### ACTIVITY
Search each line below for the word "color" and list those that contain it.

[Excerpts from an interface dataset]
===
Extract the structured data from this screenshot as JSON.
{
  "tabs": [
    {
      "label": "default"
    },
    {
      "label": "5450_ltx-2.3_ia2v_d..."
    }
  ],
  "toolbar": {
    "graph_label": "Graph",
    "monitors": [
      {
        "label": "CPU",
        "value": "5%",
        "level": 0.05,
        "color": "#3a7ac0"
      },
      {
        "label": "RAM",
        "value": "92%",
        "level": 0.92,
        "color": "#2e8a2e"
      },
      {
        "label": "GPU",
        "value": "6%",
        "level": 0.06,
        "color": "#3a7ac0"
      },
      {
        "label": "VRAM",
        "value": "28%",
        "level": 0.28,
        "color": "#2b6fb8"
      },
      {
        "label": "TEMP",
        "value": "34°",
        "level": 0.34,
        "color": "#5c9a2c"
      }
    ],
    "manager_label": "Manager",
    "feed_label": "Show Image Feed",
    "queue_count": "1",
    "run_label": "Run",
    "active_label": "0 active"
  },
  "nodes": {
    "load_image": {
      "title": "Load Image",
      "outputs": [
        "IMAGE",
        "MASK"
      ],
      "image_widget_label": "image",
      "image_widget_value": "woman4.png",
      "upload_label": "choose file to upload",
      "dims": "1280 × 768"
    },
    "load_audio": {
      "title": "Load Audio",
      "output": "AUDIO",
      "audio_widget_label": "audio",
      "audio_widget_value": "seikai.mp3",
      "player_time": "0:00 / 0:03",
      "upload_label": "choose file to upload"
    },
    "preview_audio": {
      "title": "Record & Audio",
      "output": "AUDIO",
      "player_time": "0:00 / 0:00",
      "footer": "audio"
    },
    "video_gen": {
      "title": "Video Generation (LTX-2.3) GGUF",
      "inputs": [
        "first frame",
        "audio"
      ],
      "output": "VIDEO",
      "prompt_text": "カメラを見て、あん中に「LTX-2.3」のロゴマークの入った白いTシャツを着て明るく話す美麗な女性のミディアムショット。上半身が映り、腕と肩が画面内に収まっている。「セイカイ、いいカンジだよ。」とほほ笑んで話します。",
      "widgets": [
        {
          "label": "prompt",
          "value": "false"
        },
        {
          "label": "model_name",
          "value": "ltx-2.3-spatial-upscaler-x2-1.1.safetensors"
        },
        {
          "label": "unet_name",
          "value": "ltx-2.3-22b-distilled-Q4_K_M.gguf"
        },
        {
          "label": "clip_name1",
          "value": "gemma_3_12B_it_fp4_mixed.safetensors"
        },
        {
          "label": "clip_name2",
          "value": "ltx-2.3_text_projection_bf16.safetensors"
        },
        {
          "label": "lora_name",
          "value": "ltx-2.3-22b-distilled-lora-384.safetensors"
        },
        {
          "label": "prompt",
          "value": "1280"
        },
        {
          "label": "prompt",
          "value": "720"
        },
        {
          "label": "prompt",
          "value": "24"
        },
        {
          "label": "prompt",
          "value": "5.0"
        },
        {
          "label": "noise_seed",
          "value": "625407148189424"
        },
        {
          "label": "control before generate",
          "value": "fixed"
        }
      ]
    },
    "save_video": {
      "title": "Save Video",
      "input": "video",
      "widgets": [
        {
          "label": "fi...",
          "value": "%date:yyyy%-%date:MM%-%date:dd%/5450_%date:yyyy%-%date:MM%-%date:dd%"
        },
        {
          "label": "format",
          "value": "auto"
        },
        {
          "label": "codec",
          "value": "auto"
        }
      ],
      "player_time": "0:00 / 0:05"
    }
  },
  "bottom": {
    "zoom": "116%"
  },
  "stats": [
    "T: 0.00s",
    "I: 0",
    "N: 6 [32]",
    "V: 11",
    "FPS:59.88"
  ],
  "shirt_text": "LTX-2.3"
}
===
### RESPONSE TO THIS TASK
        "color": "#3a7ac0"
        "color": "#2e8a2e"
        "color": "#3a7ac0"
        "color": "#2b6fb8"
        "color": "#5c9a2c"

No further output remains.